Source data
━━━

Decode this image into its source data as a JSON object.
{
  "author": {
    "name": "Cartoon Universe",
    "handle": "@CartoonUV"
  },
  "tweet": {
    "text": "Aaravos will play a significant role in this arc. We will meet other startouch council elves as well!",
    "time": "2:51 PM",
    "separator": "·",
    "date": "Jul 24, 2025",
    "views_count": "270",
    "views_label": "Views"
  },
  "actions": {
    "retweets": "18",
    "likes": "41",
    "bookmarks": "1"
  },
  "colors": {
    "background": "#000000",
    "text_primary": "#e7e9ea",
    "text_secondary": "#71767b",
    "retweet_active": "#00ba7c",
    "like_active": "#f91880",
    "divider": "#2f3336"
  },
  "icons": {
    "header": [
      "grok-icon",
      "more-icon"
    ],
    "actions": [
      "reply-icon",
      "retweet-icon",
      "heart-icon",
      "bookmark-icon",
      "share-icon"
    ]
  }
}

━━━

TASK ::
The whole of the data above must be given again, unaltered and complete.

RESULT OF THE EXERCISE ::
Decode this image into its source data as a JSON object.
{
  "author": {
    "name": "Cartoon Universe",
    "handle": "@CartoonUV"
  },
  "tweet": {
    "text": "Aaravos will play a significant role in this arc. We will meet other startouch council elves as well!",
    "time": "2:51 PM",
    "separator": "·",
    "date": "Jul 24, 2025",
    "views_count": "270",
    "views_label": "Views"
  },
  "actions": {
    "retweets": "18",
    "likes": "41",
    "bookmarks": "1"
  },
  "colors": {
    "background": "#000000",
    "text_primary": "#e7e9ea",
    "text_secondary": "#71767b",
    "retweet_active": "#00ba7c",
    "like_active": "#f91880",
    "divider": "#2f3336"
  },
  "icons": {
    "header": [
      "grok-icon",
      "more-icon"
    ],
    "actions": [
      "reply-icon",
      "retweet-icon",
      "heart-icon",
      "bookmark-icon",
      "share-icon"
    ]
  }
}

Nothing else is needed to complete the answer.